Liberty 25. We are convinced that this lovely gem offers Toronto's best Eggs Benedict, plus they offer fresh scones with homemade marmalade and cranberry butter. Mmmm!
Our plan for the the afternoon was to head to Corktown and the Distillery District but the Fates had other plans for us. A streetcar along our line decided to hit a delivery van, so we had to get off and make new plans. We ended up taking the subway north to Yorkville and went wandering.
At one point we thought it would be nice to find a cafe and warm up, as it was getting chillier by the half hour. We ended up going down an alley and we stumbled across the Coffee Mill Restaurant. Little did we know we had found a Toronto institution. The menus had a sticker that proudly announced that 2013 marks the 50th anniversary of this establishment that bills itself as "Toronto's oldest coffee house".
I got up from our table to check out one of the many framed newspaper stories about the business, when a diminutive elder woman came over and asked me if I was interested in such things. When I replied very much, she pointed at the picture of the woman hanging above the newspaper clipping and said "That is me". And so it was that I met owner Martha von Heczey, a Hungarian immigrant who established her cafe in 1963.

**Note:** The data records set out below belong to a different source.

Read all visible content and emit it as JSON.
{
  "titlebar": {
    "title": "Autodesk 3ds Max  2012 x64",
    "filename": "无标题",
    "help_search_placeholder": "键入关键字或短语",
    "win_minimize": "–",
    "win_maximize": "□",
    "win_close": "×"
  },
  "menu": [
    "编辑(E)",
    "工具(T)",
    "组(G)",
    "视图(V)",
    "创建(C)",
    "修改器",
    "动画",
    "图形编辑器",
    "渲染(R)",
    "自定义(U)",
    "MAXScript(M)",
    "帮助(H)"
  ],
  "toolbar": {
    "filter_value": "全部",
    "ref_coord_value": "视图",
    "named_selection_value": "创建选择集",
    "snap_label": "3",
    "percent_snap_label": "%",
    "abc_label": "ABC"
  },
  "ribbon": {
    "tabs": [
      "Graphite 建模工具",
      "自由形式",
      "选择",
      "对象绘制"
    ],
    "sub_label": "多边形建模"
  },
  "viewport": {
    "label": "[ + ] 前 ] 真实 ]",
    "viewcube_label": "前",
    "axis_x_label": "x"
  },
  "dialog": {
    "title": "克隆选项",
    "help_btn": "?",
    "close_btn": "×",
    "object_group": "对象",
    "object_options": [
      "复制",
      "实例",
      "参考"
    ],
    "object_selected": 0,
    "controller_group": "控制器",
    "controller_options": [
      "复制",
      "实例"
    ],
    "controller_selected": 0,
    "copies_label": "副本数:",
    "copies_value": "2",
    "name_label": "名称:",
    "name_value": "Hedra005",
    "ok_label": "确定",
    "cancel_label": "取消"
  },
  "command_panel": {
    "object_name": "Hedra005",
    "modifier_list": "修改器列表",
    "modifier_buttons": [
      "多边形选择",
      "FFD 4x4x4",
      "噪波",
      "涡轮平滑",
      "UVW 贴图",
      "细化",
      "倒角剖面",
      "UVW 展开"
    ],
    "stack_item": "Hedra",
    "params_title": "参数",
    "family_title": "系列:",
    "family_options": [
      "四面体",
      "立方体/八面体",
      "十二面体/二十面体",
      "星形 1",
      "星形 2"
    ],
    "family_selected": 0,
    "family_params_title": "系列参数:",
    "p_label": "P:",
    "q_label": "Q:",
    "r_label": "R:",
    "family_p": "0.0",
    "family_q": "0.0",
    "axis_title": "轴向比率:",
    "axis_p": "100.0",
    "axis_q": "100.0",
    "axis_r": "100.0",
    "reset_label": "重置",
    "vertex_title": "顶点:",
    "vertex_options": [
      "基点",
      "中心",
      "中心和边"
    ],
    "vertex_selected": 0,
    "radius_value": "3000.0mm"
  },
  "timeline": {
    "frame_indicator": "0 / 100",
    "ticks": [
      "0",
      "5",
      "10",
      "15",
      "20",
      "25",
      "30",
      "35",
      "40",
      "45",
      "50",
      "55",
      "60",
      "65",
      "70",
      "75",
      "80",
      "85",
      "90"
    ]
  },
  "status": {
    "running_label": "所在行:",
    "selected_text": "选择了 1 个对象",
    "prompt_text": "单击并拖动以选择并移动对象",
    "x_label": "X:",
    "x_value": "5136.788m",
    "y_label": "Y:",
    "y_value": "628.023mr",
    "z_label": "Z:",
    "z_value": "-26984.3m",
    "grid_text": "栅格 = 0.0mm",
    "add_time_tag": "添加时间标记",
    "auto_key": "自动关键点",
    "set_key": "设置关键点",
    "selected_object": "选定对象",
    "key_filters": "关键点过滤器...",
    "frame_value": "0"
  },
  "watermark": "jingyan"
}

She sat at the table next to us and we chatted for about 5 minutes. She was happy to tell us that May 16 will mark the official 50th anniversary and she hoped we would come back to visit. I admired the photos of famous patrons along one wall, noting how many of them are Canadian literary stars. This is not a typical celebrity wall, for this place has been a haunt of writers such as Leonard Cohen, Margaret Atwood, George Jonas, and Carol Shields. I later find out that Andras, the hero of Stephen Vizinczey's 1965 novel In Praise
Of Older Women, meets a married woman in the cafe. Also, the cafe was Toronto's first European-style sidewalk cafe. Apparently, in provincial Hogtown al fresco dining or drinking was illegal until the early 1960s, and von Heczey was the first to take advantage of the easing of such ridiculous bylaws.
Being hidden down an alleyway and off a courtyard, the Coffee Mill reminded me of Kingston's venerable Chez Piggy, in that there is something to be treasured in being in the company of an old friend. I don't know if the cafe's schnitzel or goulash is the best in the city or not. In many ways it really doesn't matter. A new malady has hit so many people largely thanks to smart phones: foodieism. There is such a fanaticism about finding the "it" spot for [insert type of] cuisine that I worry that folks are missing the forest for the trees. I absolutely adore Chez Piggy, even though there are certainly restaurants in Kingston that are superior in execution. Part of that adoration has to do with the fact that I have been eating there since 1989. Chez Piggy has what so few restaurants ever manage to foster: a soul. There is a personality, a character, an unmistakable Chez Piggyness that I treasure. I got a very real sense that The Coffee Mill is such a place.
All of this brings me to a memorable Chinese New Year dinner with dear friends Patrick and Raymond, at a Chinatown institution, Sky Dragon. We treated ourselves to a delicious Peking Duck, among other delicious plates and plates and plates. What a fun experience this place was! Hong Kong-style carts, servers in nice embroidered vests, and a marvellous 1980s decor. We had a blast and ate copious amounts of food for all of $60 a couple.